- Instructions to follow -
When duplicating the records beneath this instruction, omit every picture and keep all else exact.

- Exercise input -
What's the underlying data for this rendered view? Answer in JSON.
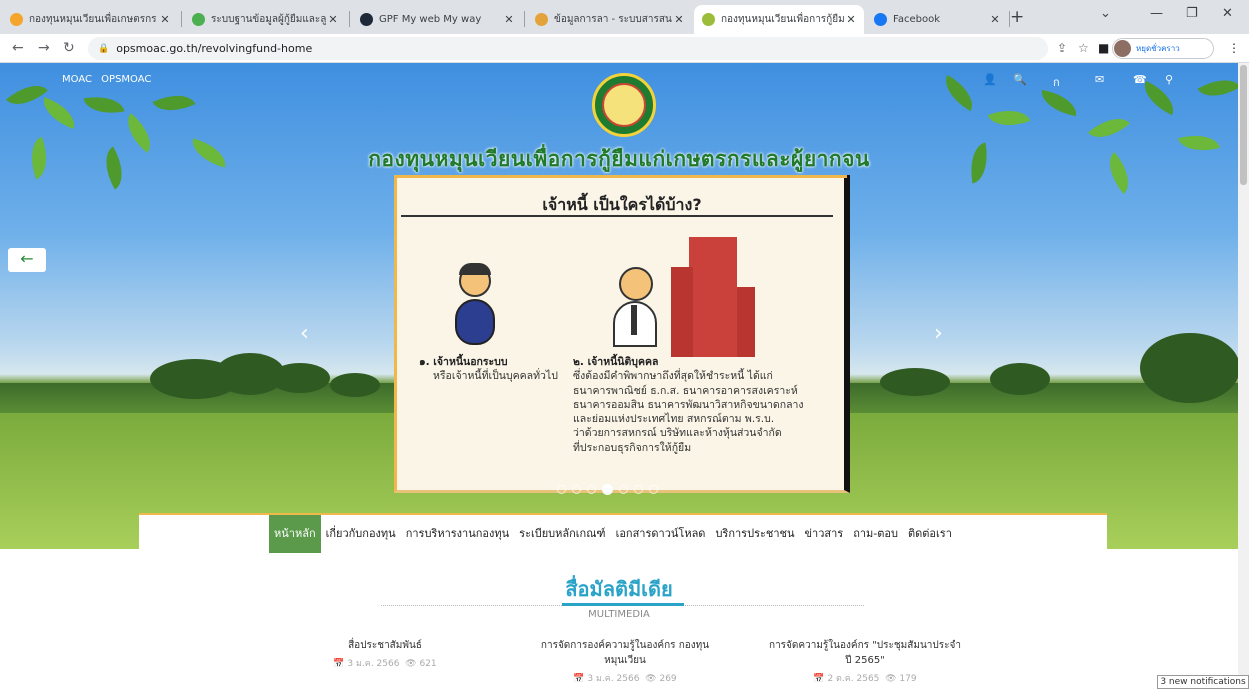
{
  "tabs": [
    {
      "label": "กองทุนหมุนเวียนเพื่อเกษตรกร",
      "color": "#f4a52a"
    },
    {
      "label": "ระบบฐานข้อมูลผู้กู้ยืมและลูกหนี้",
      "color": "#4caf50"
    },
    {
      "label": "GPF My web My way",
      "color": "#1e2a3a"
    },
    {
      "label": "ข้อมูลการลา - ระบบสารสนเทศ",
      "color": "#e4a33a"
    },
    {
      "label": "กองทุนหมุนเวียนเพื่อการกู้ยืมแก",
      "color": "#9bbd3a"
    },
    {
      "label": "Facebook",
      "color": "#1877f2"
    }
  ],
  "url": "opsmoac.go.th/revolvingfund-home",
  "profile_label": "หยุดชั่วคราว",
  "header": {
    "links": [
      "MOAC",
      "OPSMOAC"
    ],
    "lang": "ก",
    "site_title": "กองทุนหมุนเวียนเพื่อการกู้ยืมแก่เกษตรกรและผู้ยากจน"
  },
  "slide": {
    "heading": "เจ้าหนี้ เป็นใครได้บ้าง?",
    "item1_title": "๑. เจ้าหนี้นอกระบบ",
    "item1_text": "หรือเจ้าหนี้ที่เป็นบุคคลทั่วไป",
    "item2_title": "๒. เจ้าหนี้นิติบุคคล",
    "item2_lines": [
      "ซึ่งต้องมีคำพิพากษาถึงที่สุดให้ชำระหนี้ ได้แก่",
      "ธนาคารพาณิชย์ ธ.ก.ส. ธนาคารอาคารสงเคราะห์",
      "ธนาคารออมสิน ธนาคารพัฒนาวิสาหกิจขนาดกลาง",
      "และย่อมแห่งประเทศไทย สหกรณ์ตาม พ.ร.บ.",
      "ว่าด้วยการสหกรณ์ บริษัทและห้างหุ้นส่วนจำกัด",
      "ที่ประกอบธุรกิจการให้กู้ยืม"
    ]
  },
  "menu": [
    "หน้าหลัก",
    "เกี่ยวกับกองทุน",
    "การบริหารงานกองทุน",
    "ระเบียบหลักเกณฑ์",
    "เอกสารดาวน์โหลด",
    "บริการประชาชน",
    "ข่าวสาร",
    "ถาม-ตอบ",
    "ติดต่อเรา"
  ],
  "multimedia": {
    "title": "สื่อมัลติมีเดีย",
    "subtitle": "MULTIMEDIA",
    "items": [
      {
        "title_lines": [
          "สื่อประชาสัมพันธ์"
        ],
        "date": "3 ม.ค. 2566",
        "views": "621"
      },
      {
        "title_lines": [
          "การจัดการองค์ความรู้ในองค์กร กองทุน",
          "หมุนเวียน"
        ],
        "date": "3 ม.ค. 2566",
        "views": "269"
      },
      {
        "title_lines": [
          "การจัดความรู้ในองค์กร \"ประชุมสัมนาประจำ",
          "ปี 2565\""
        ],
        "date": "2 ต.ค. 2565",
        "views": "179"
      }
    ]
  },
  "notification": "3 new notifications"
}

- Response for this exercise -
What's the underlying data for this rendered view? Answer in JSON.
{
  "tabs": [
    {
      "label": "กองทุนหมุนเวียนเพื่อเกษตรกร",
      "color": "#f4a52a"
    },
    {
      "label": "ระบบฐานข้อมูลผู้กู้ยืมและลูกหนี้",
      "color": "#4caf50"
    },
    {
      "label": "GPF My web My way",
      "color": "#1e2a3a"
    },
    {
      "label": "ข้อมูลการลา - ระบบสารสนเทศ",
      "color": "#e4a33a"
    },
    {
      "label": "กองทุนหมุนเวียนเพื่อการกู้ยืมแก",
      "color": "#9bbd3a"
    },
    {
      "label": "Facebook",
      "color": "#1877f2"
    }
  ],
  "url": "opsmoac.go.th/revolvingfund-home",
  "profile_label": "หยุดชั่วคราว",
  "header": {
    "links": [
      "MOAC",
      "OPSMOAC"
    ],
    "lang": "ก",
    "site_title": "กองทุนหมุนเวียนเพื่อการกู้ยืมแก่เกษตรกรและผู้ยากจน"
  },
  "slide": {
    "heading": "เจ้าหนี้ เป็นใครได้บ้าง?",
    "item1_title": "๑. เจ้าหนี้นอกระบบ",
    "item1_text": "หรือเจ้าหนี้ที่เป็นบุคคลทั่วไป",
    "item2_title": "๒. เจ้าหนี้นิติบุคคล",
    "item2_lines": [
      "ซึ่งต้องมีคำพิพากษาถึงที่สุดให้ชำระหนี้ ได้แก่",
      "ธนาคารพาณิชย์ ธ.ก.ส. ธนาคารอาคารสงเคราะห์",
      "ธนาคารออมสิน ธนาคารพัฒนาวิสาหกิจขนาดกลาง",
      "และย่อมแห่งประเทศไทย สหกรณ์ตาม พ.ร.บ.",
      "ว่าด้วยการสหกรณ์ บริษัทและห้างหุ้นส่วนจำกัด",
      "ที่ประกอบธุรกิจการให้กู้ยืม"
    ]
  },
  "menu": [
    "หน้าหลัก",
    "เกี่ยวกับกองทุน",
    "การบริหารงานกองทุน",
    "ระเบียบหลักเกณฑ์",
    "เอกสารดาวน์โหลด",
    "บริการประชาชน",
    "ข่าวสาร",
    "ถาม-ตอบ",
    "ติดต่อเรา"
  ],
  "multimedia": {
    "title": "สื่อมัลติมีเดีย",
    "subtitle": "MULTIMEDIA",
    "items": [
      {
        "title_lines": [
          "สื่อประชาสัมพันธ์"
        ],
        "date": "3 ม.ค. 2566",
        "views": "621"
      },
      {
        "title_lines": [
          "การจัดการองค์ความรู้ในองค์กร กองทุน",
          "หมุนเวียน"
        ],
        "date": "3 ม.ค. 2566",
        "views": "269"
      },
      {
        "title_lines": [
          "การจัดความรู้ในองค์กร \"ประชุมสัมนาประจำ",
          "ปี 2565\""
        ],
        "date": "2 ต.ค. 2565",
        "views": "179"
      }
    ]
  },
  "notification": "3 new notifications"
}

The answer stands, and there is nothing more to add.